[The task]:
The expected output is each line below containing "James", copied in full.

■ ■ ■ ■ ■

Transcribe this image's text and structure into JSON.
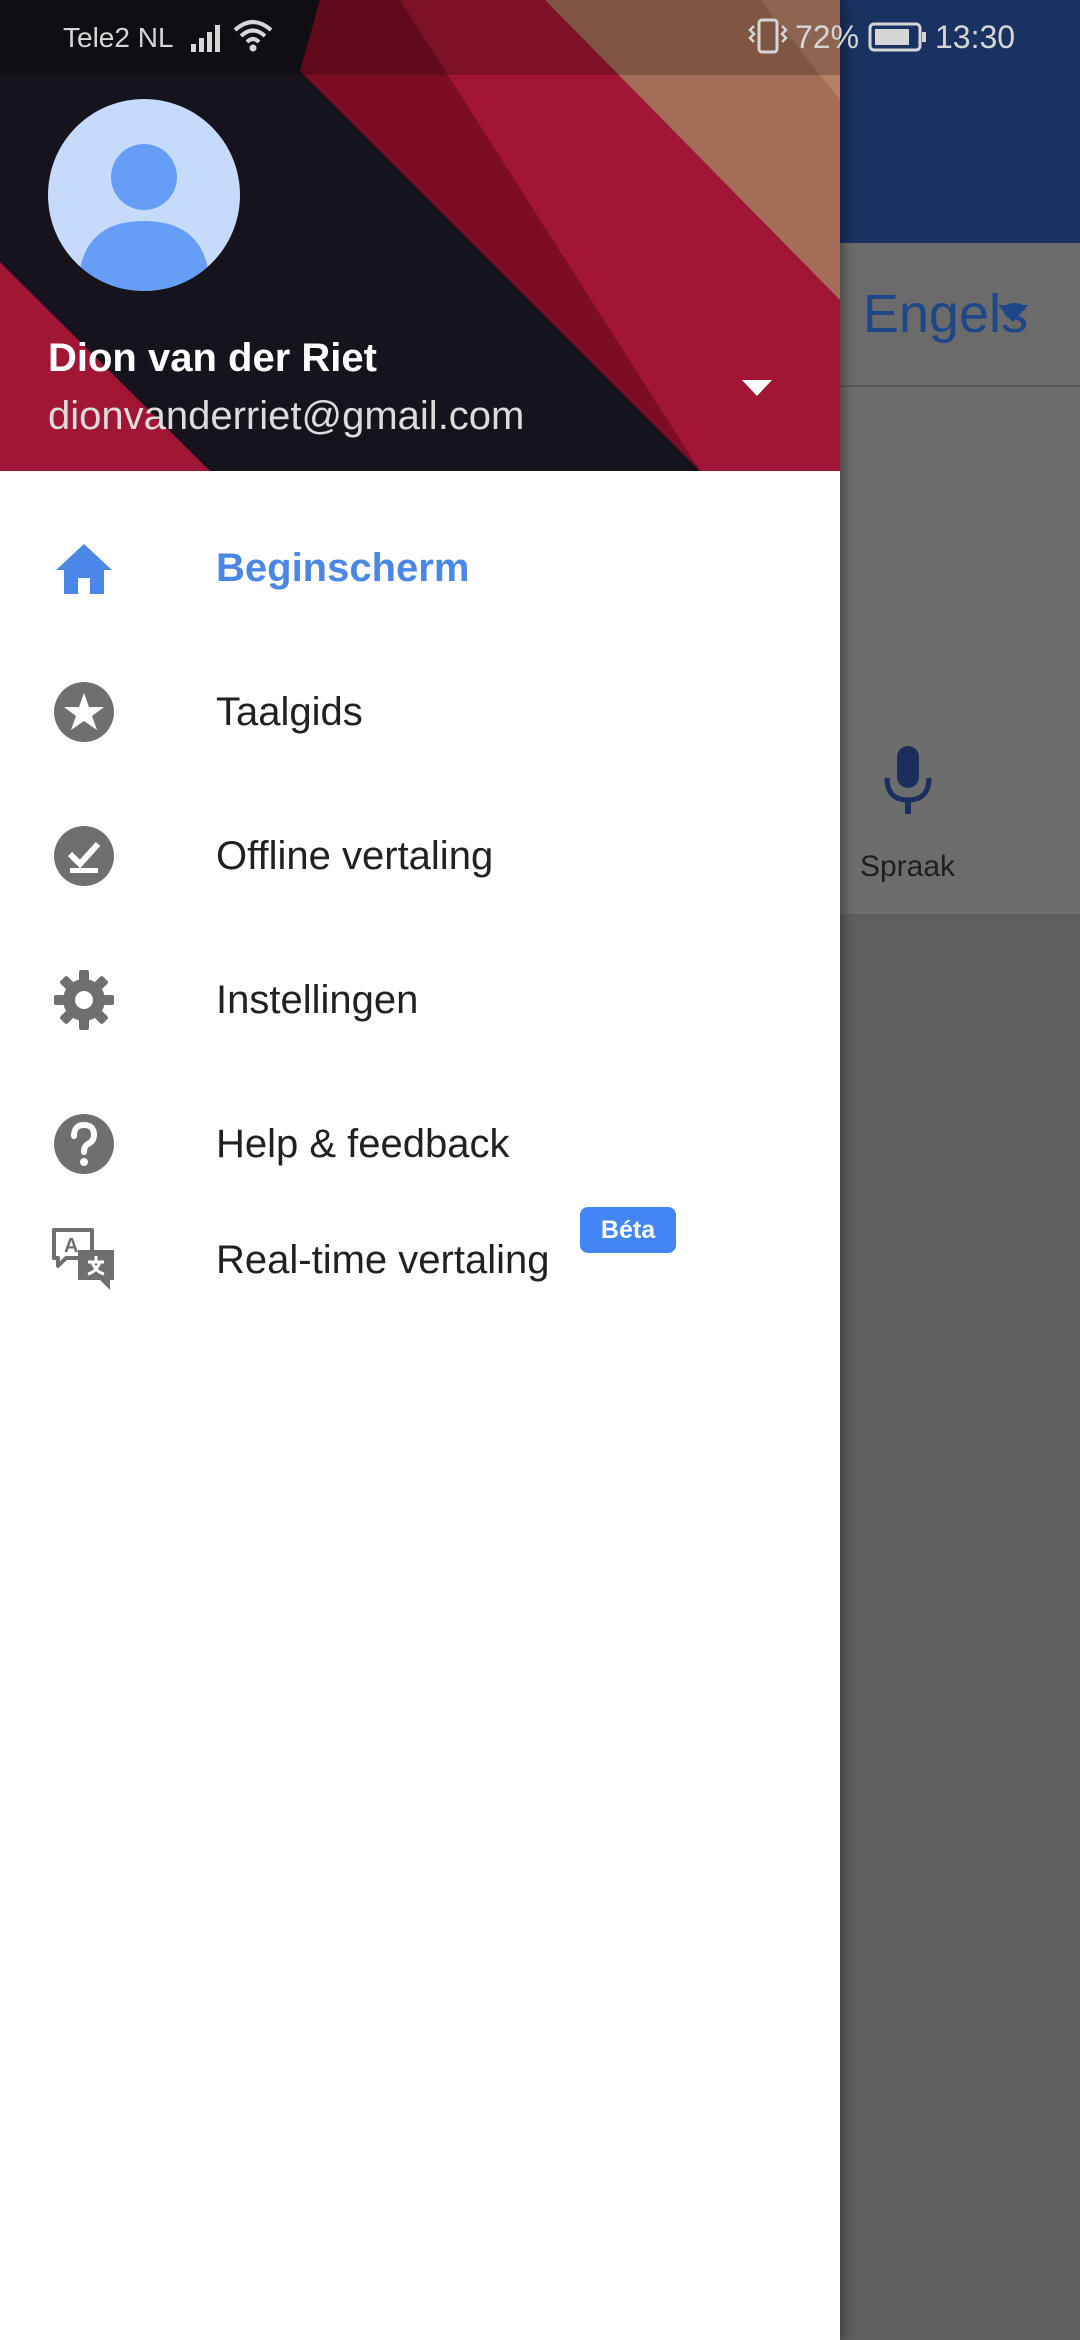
{
  "status_bar": {
    "carrier": "Tele2 NL",
    "battery_percent": "72%",
    "time": "13:30"
  },
  "background_app": {
    "target_language": "Engels",
    "voice_label": "Spraak"
  },
  "drawer": {
    "account": {
      "name": "Dion van der Riet",
      "email": "dionvanderriet@gmail.com"
    },
    "menu": [
      {
        "label": "Beginscherm",
        "icon": "home-icon",
        "active": true
      },
      {
        "label": "Taalgids",
        "icon": "star-circle-icon"
      },
      {
        "label": "Offline vertaling",
        "icon": "offline-check-icon"
      },
      {
        "label": "Instellingen",
        "icon": "gear-icon"
      },
      {
        "label": "Help & feedback",
        "icon": "help-icon"
      },
      {
        "label": "Real-time vertaling",
        "icon": "translate-chat-icon",
        "badge": "Béta"
      }
    ]
  },
  "colors": {
    "accent": "#4b87e6",
    "badge": "#4285f4",
    "icon_grey": "#6f6f6f",
    "app_bar": "#1a3262"
  }
}
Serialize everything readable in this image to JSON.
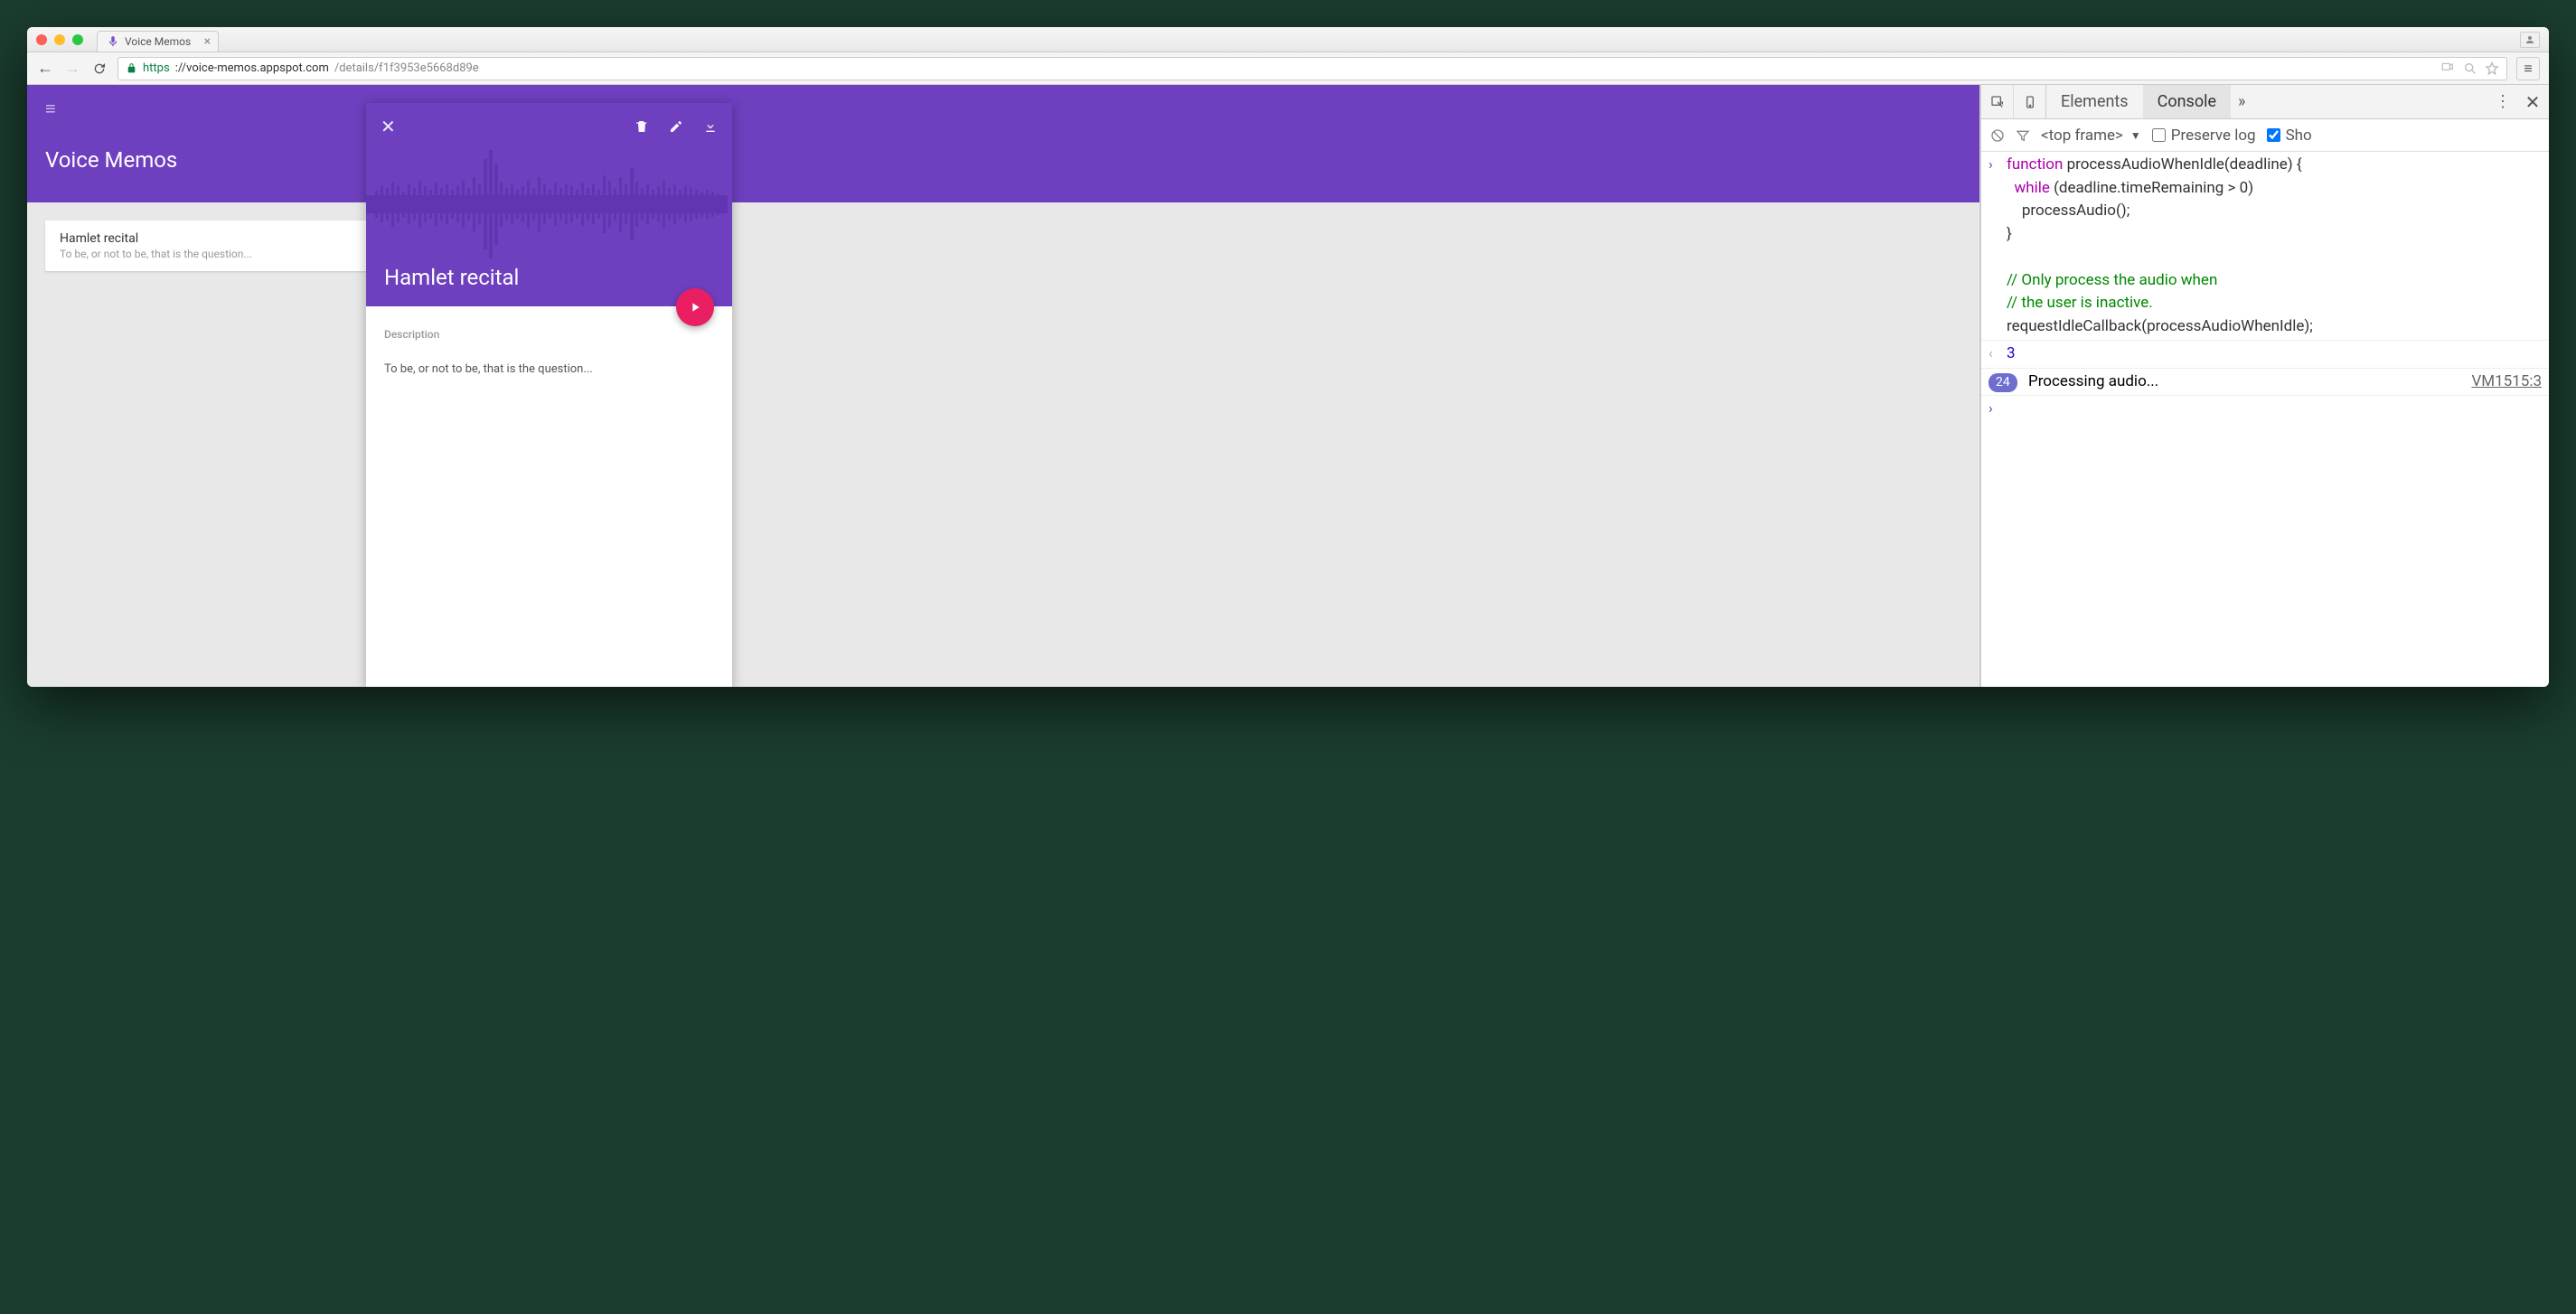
{
  "browser": {
    "tab": {
      "title": "Voice Memos"
    },
    "url": {
      "protocol": "https",
      "host": "://voice-memos.appspot.com",
      "path": "/details/f1f3953e5668d89e"
    }
  },
  "app": {
    "title": "Voice Memos",
    "memo_list": [
      {
        "title": "Hamlet recital",
        "subtitle": "To be, or not to be, that is the question..."
      }
    ],
    "detail": {
      "title": "Hamlet recital",
      "description_label": "Description",
      "description_text": "To be, or not to be, that is the question..."
    }
  },
  "devtools": {
    "tabs": {
      "elements": "Elements",
      "console": "Console",
      "more": "»"
    },
    "subbar": {
      "frame": "<top frame>",
      "preserve_log": "Preserve log",
      "preserve_checked": false,
      "show": "Sho",
      "show_checked": true
    },
    "console": {
      "code_lines": [
        [
          {
            "cls": "kw",
            "t": "function"
          },
          {
            "cls": "ident",
            "t": " processAudioWhenIdle(deadline) {"
          }
        ],
        [
          {
            "cls": "ident",
            "t": "  "
          },
          {
            "cls": "kw",
            "t": "while"
          },
          {
            "cls": "ident",
            "t": " (deadline.timeRemaining > 0)"
          }
        ],
        [
          {
            "cls": "ident",
            "t": "    processAudio();"
          }
        ],
        [
          {
            "cls": "ident",
            "t": "}"
          }
        ],
        [
          {
            "cls": "ident",
            "t": ""
          }
        ],
        [
          {
            "cls": "comment",
            "t": "// Only process the audio when"
          }
        ],
        [
          {
            "cls": "comment",
            "t": "// the user is inactive."
          }
        ],
        [
          {
            "cls": "ident",
            "t": "requestIdleCallback(processAudioWhenIdle);"
          }
        ]
      ],
      "result": "3",
      "log": {
        "count": "24",
        "message": "Processing audio...",
        "source": "VM1515:3"
      }
    }
  },
  "colors": {
    "primary": "#6e3fbf",
    "accent": "#e91e63"
  }
}
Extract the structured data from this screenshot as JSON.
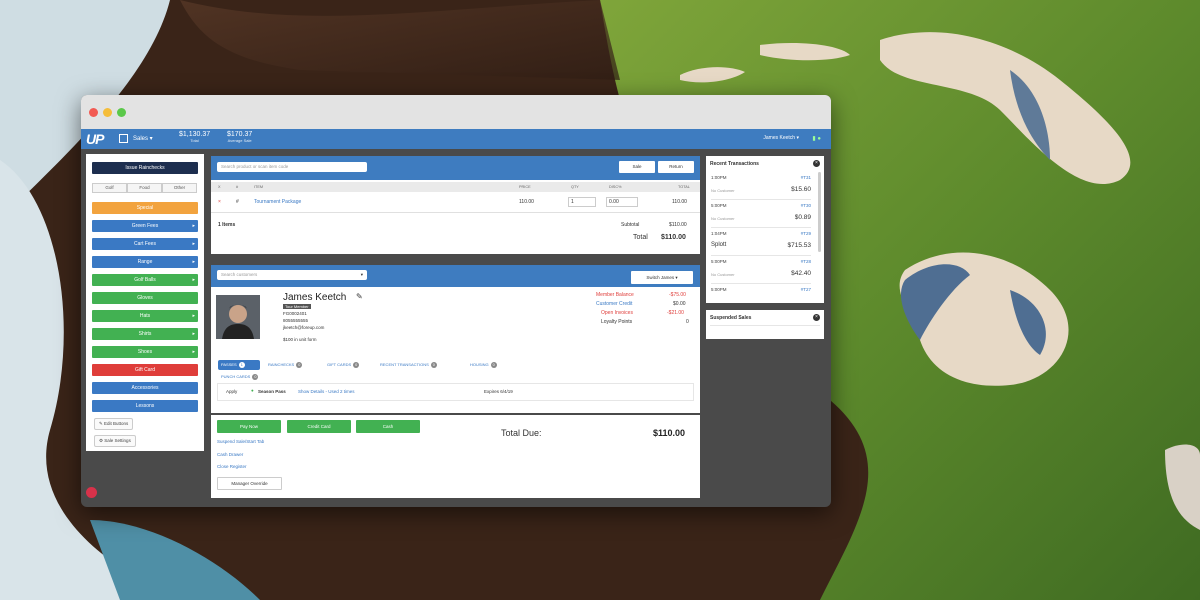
{
  "topbar": {
    "logo": "UP",
    "menu_label": "Sales ▾",
    "stats": [
      {
        "value": "$1,130.37",
        "label": "Total"
      },
      {
        "value": "$170.37",
        "label": "Average Sale"
      }
    ],
    "user": "James Keetch ▾"
  },
  "left_panel": {
    "issue_button": "Issue Rainchecks",
    "segments": [
      "Golf",
      "Food",
      "Other"
    ],
    "buttons": [
      {
        "label": "Special",
        "color": "orange",
        "arrow": false
      },
      {
        "label": "Green Fees",
        "color": "blue",
        "arrow": true
      },
      {
        "label": "Cart Fees",
        "color": "blue",
        "arrow": true
      },
      {
        "label": "Range",
        "color": "blue",
        "arrow": true
      },
      {
        "label": "Golf Balls",
        "color": "green",
        "arrow": true
      },
      {
        "label": "Gloves",
        "color": "green",
        "arrow": false
      },
      {
        "label": "Hats",
        "color": "green",
        "arrow": true
      },
      {
        "label": "Shirts",
        "color": "green",
        "arrow": true
      },
      {
        "label": "Shoes",
        "color": "green",
        "arrow": true
      },
      {
        "label": "Gift Card",
        "color": "red",
        "arrow": false
      },
      {
        "label": "Accessories",
        "color": "blue",
        "arrow": false
      },
      {
        "label": "Lessons",
        "color": "blue",
        "arrow": false
      }
    ],
    "edit_buttons": "Edit Buttons",
    "sale_settings": "Sale Settings"
  },
  "cart": {
    "search_placeholder": "Search product or scan item code",
    "sale_button": "Sale",
    "return_button": "Return",
    "headers": [
      "X",
      "#",
      "ITEM",
      "PRICE",
      "QTY",
      "DISC%",
      "TOTAL"
    ],
    "row": {
      "x": "×",
      "num": "#",
      "item": "Tournament Package",
      "price": "110.00",
      "qty": "1",
      "disc": "0.00",
      "total": "110.00"
    },
    "items_count": "1 Items",
    "subtotal_label": "Subtotal",
    "subtotal": "$110.00",
    "total_label": "Total",
    "total": "$110.00"
  },
  "customer": {
    "search_placeholder": "Search customers",
    "switch_button": "Switch James ▾",
    "name": "James Keetch",
    "tag": "Tour Member",
    "number": "FG0002401",
    "phone": "8055555555",
    "email": "jkeetch@foreup.com",
    "note": "$100 in unit form",
    "balances": [
      {
        "label": "Member Balance",
        "value": "-$75.00",
        "red": true
      },
      {
        "label": "Customer Credit",
        "value": "$0.00",
        "red": false
      },
      {
        "label": "Open Invoices",
        "value": "-$21.00",
        "red": true
      },
      {
        "label": "Loyalty Points",
        "value": "0",
        "red": false
      }
    ],
    "tabs": [
      {
        "label": "PASSES",
        "count": "1"
      },
      {
        "label": "RAINCHECKS",
        "count": "0"
      },
      {
        "label": "GIFT CARDS",
        "count": "0"
      },
      {
        "label": "RECENT TRANSACTIONS",
        "count": "0"
      },
      {
        "label": "HOUSING",
        "count": "0"
      },
      {
        "label": "PUNCH CARDS",
        "count": "0"
      }
    ],
    "pass": {
      "apply": "Apply",
      "name": "Season Pass",
      "details": "Show Details - Used 2 times",
      "expires": "Expires 6/4/19"
    }
  },
  "payment": {
    "buttons": [
      "Pay Now",
      "Credit Card",
      "Cash"
    ],
    "links": [
      "Suspend Sale/Start Tab",
      "Cash Drawer",
      "Close Register"
    ],
    "manager_override": "Manager Override",
    "total_due_label": "Total Due:",
    "total_due": "$110.00"
  },
  "recent_transactions": {
    "title": "Recent Transactions",
    "items": [
      {
        "time": "1:00PM",
        "num": "#T31",
        "customer": "No Customer",
        "amount": "$15.60"
      },
      {
        "time": "5:00PM",
        "num": "#T30",
        "customer": "No Customer",
        "amount": "$0.89"
      },
      {
        "time": "1:04PM",
        "num": "#T29",
        "customer": "Splott",
        "amount": "$715.53"
      },
      {
        "time": "5:00PM",
        "num": "#T28",
        "customer": "No Customer",
        "amount": "$42.40"
      },
      {
        "time": "5:00PM",
        "num": "#T27",
        "customer": "",
        "amount": ""
      }
    ]
  },
  "suspended_sales": {
    "title": "Suspended Sales"
  },
  "colors": {
    "brand_blue": "#3e7cc0",
    "navy": "#1d2e4f",
    "green": "#42b152",
    "orange": "#f2a33e",
    "red": "#df3d3a"
  }
}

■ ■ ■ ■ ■

[Problem solution]:
    "user": "James Keetch ▾"
    "switch_button": "Switch James ▾",
    "name": "James Keetch",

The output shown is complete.